→ **ASSIGNMENT**: Every entry that follows is to be duplicated exactly.

→ **THE RECORDS**:
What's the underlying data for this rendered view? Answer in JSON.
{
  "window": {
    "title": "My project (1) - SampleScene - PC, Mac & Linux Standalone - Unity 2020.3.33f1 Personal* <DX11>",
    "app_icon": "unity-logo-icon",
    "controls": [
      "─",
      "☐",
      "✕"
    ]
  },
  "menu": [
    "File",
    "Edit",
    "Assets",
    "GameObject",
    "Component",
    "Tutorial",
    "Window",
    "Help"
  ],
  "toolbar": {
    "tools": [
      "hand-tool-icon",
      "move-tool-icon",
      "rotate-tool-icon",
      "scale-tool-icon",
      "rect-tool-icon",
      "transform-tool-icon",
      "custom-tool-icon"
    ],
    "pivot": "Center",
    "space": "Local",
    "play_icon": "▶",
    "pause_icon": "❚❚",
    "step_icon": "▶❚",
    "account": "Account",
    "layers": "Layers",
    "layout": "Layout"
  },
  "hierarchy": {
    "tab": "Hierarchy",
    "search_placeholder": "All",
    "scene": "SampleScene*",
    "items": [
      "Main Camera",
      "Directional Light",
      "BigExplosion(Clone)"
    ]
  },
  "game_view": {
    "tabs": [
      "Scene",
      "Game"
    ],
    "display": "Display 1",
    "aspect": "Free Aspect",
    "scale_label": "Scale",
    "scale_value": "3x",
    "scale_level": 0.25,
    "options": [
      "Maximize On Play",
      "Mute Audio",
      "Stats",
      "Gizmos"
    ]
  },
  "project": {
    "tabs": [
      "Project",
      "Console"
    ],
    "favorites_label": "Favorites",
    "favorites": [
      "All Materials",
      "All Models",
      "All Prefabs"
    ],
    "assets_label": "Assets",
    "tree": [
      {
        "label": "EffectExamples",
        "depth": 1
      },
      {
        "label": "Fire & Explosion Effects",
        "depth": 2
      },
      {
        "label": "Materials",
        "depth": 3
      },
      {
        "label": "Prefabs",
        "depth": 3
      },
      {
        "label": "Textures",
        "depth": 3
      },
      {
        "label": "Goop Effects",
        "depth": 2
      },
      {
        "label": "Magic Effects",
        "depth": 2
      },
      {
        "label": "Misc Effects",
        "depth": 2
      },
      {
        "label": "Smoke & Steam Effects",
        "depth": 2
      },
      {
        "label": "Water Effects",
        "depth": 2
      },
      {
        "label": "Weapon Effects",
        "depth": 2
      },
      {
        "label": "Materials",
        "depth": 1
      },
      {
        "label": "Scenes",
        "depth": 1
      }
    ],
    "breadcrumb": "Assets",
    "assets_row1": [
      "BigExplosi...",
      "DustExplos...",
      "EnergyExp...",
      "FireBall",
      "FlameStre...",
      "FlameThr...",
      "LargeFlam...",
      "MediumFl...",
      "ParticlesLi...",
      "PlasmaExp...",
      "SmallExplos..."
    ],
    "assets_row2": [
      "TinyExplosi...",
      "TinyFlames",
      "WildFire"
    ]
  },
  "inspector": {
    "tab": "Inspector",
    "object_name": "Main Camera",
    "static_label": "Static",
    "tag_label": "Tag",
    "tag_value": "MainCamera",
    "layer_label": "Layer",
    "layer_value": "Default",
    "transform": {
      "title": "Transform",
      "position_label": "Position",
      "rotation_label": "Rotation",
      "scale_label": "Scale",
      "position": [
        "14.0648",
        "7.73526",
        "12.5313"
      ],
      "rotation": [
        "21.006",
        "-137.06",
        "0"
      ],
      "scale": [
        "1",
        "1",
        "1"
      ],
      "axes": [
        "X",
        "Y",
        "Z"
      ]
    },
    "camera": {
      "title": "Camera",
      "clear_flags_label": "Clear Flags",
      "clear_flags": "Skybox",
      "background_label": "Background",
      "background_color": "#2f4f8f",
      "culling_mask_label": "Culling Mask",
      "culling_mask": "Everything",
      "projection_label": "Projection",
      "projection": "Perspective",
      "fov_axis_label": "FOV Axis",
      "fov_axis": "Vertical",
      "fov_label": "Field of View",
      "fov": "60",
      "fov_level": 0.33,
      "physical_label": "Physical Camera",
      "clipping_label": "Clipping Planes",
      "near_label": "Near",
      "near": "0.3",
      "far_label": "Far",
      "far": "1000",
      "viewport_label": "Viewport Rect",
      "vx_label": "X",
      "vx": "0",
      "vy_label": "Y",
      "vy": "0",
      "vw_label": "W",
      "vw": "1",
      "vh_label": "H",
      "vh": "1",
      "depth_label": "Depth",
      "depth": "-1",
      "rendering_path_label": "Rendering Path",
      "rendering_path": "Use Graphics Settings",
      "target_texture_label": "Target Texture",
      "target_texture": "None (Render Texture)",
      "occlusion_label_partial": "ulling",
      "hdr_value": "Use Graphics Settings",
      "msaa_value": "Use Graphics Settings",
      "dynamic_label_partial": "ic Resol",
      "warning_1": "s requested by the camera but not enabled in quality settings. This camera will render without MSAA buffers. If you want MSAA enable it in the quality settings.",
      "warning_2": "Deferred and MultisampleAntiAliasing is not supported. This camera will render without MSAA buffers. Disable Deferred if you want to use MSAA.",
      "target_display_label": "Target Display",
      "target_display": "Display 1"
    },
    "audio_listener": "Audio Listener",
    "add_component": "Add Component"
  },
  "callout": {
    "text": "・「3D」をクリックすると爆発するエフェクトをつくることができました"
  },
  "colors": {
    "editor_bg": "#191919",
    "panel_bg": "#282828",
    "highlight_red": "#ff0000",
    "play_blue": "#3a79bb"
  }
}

→ **REPLY**:
What's the underlying data for this rendered view? Answer in JSON.
{
  "window": {
    "title": "My project (1) - SampleScene - PC, Mac & Linux Standalone - Unity 2020.3.33f1 Personal* <DX11>",
    "app_icon": "unity-logo-icon",
    "controls": [
      "─",
      "☐",
      "✕"
    ]
  },
  "menu": [
    "File",
    "Edit",
    "Assets",
    "GameObject",
    "Component",
    "Tutorial",
    "Window",
    "Help"
  ],
  "toolbar": {
    "tools": [
      "hand-tool-icon",
      "move-tool-icon",
      "rotate-tool-icon",
      "scale-tool-icon",
      "rect-tool-icon",
      "transform-tool-icon",
      "custom-tool-icon"
    ],
    "pivot": "Center",
    "space": "Local",
    "play_icon": "▶",
    "pause_icon": "❚❚",
    "step_icon": "▶❚",
    "account": "Account",
    "layers": "Layers",
    "layout": "Layout"
  },
  "hierarchy": {
    "tab": "Hierarchy",
    "search_placeholder": "All",
    "scene": "SampleScene*",
    "items": [
      "Main Camera",
      "Directional Light",
      "BigExplosion(Clone)"
    ]
  },
  "game_view": {
    "tabs": [
      "Scene",
      "Game"
    ],
    "display": "Display 1",
    "aspect": "Free Aspect",
    "scale_label": "Scale",
    "scale_value": "3x",
    "scale_level": 0.25,
    "options": [
      "Maximize On Play",
      "Mute Audio",
      "Stats",
      "Gizmos"
    ]
  },
  "project": {
    "tabs": [
      "Project",
      "Console"
    ],
    "favorites_label": "Favorites",
    "favorites": [
      "All Materials",
      "All Models",
      "All Prefabs"
    ],
    "assets_label": "Assets",
    "tree": [
      {
        "label": "EffectExamples",
        "depth": 1
      },
      {
        "label": "Fire & Explosion Effects",
        "depth": 2
      },
      {
        "label": "Materials",
        "depth": 3
      },
      {
        "label": "Prefabs",
        "depth": 3
      },
      {
        "label": "Textures",
        "depth": 3
      },
      {
        "label": "Goop Effects",
        "depth": 2
      },
      {
        "label": "Magic Effects",
        "depth": 2
      },
      {
        "label": "Misc Effects",
        "depth": 2
      },
      {
        "label": "Smoke & Steam Effects",
        "depth": 2
      },
      {
        "label": "Water Effects",
        "depth": 2
      },
      {
        "label": "Weapon Effects",
        "depth": 2
      },
      {
        "label": "Materials",
        "depth": 1
      },
      {
        "label": "Scenes",
        "depth": 1
      }
    ],
    "breadcrumb": "Assets",
    "assets_row1": [
      "BigExplosi...",
      "DustExplos...",
      "EnergyExp...",
      "FireBall",
      "FlameStre...",
      "FlameThr...",
      "LargeFlam...",
      "MediumFl...",
      "ParticlesLi...",
      "PlasmaExp...",
      "SmallExplos..."
    ],
    "assets_row2": [
      "TinyExplosi...",
      "TinyFlames",
      "WildFire"
    ]
  },
  "inspector": {
    "tab": "Inspector",
    "object_name": "Main Camera",
    "static_label": "Static",
    "tag_label": "Tag",
    "tag_value": "MainCamera",
    "layer_label": "Layer",
    "layer_value": "Default",
    "transform": {
      "title": "Transform",
      "position_label": "Position",
      "rotation_label": "Rotation",
      "scale_label": "Scale",
      "position": [
        "14.0648",
        "7.73526",
        "12.5313"
      ],
      "rotation": [
        "21.006",
        "-137.06",
        "0"
      ],
      "scale": [
        "1",
        "1",
        "1"
      ],
      "axes": [
        "X",
        "Y",
        "Z"
      ]
    },
    "camera": {
      "title": "Camera",
      "clear_flags_label": "Clear Flags",
      "clear_flags": "Skybox",
      "background_label": "Background",
      "background_color": "#2f4f8f",
      "culling_mask_label": "Culling Mask",
      "culling_mask": "Everything",
      "projection_label": "Projection",
      "projection": "Perspective",
      "fov_axis_label": "FOV Axis",
      "fov_axis": "Vertical",
      "fov_label": "Field of View",
      "fov": "60",
      "fov_level": 0.33,
      "physical_label": "Physical Camera",
      "clipping_label": "Clipping Planes",
      "near_label": "Near",
      "near": "0.3",
      "far_label": "Far",
      "far": "1000",
      "viewport_label": "Viewport Rect",
      "vx_label": "X",
      "vx": "0",
      "vy_label": "Y",
      "vy": "0",
      "vw_label": "W",
      "vw": "1",
      "vh_label": "H",
      "vh": "1",
      "depth_label": "Depth",
      "depth": "-1",
      "rendering_path_label": "Rendering Path",
      "rendering_path": "Use Graphics Settings",
      "target_texture_label": "Target Texture",
      "target_texture": "None (Render Texture)",
      "occlusion_label_partial": "ulling",
      "hdr_value": "Use Graphics Settings",
      "msaa_value": "Use Graphics Settings",
      "dynamic_label_partial": "ic Resol",
      "warning_1": "s requested by the camera but not enabled in quality settings. This camera will render without MSAA buffers. If you want MSAA enable it in the quality settings.",
      "warning_2": "Deferred and MultisampleAntiAliasing is not supported. This camera will render without MSAA buffers. Disable Deferred if you want to use MSAA.",
      "target_display_label": "Target Display",
      "target_display": "Display 1"
    },
    "audio_listener": "Audio Listener",
    "add_component": "Add Component"
  },
  "callout": {
    "text": "・「3D」をクリックすると爆発するエフェクトをつくることができました"
  },
  "colors": {
    "editor_bg": "#191919",
    "panel_bg": "#282828",
    "highlight_red": "#ff0000",
    "play_blue": "#3a79bb"
  }
}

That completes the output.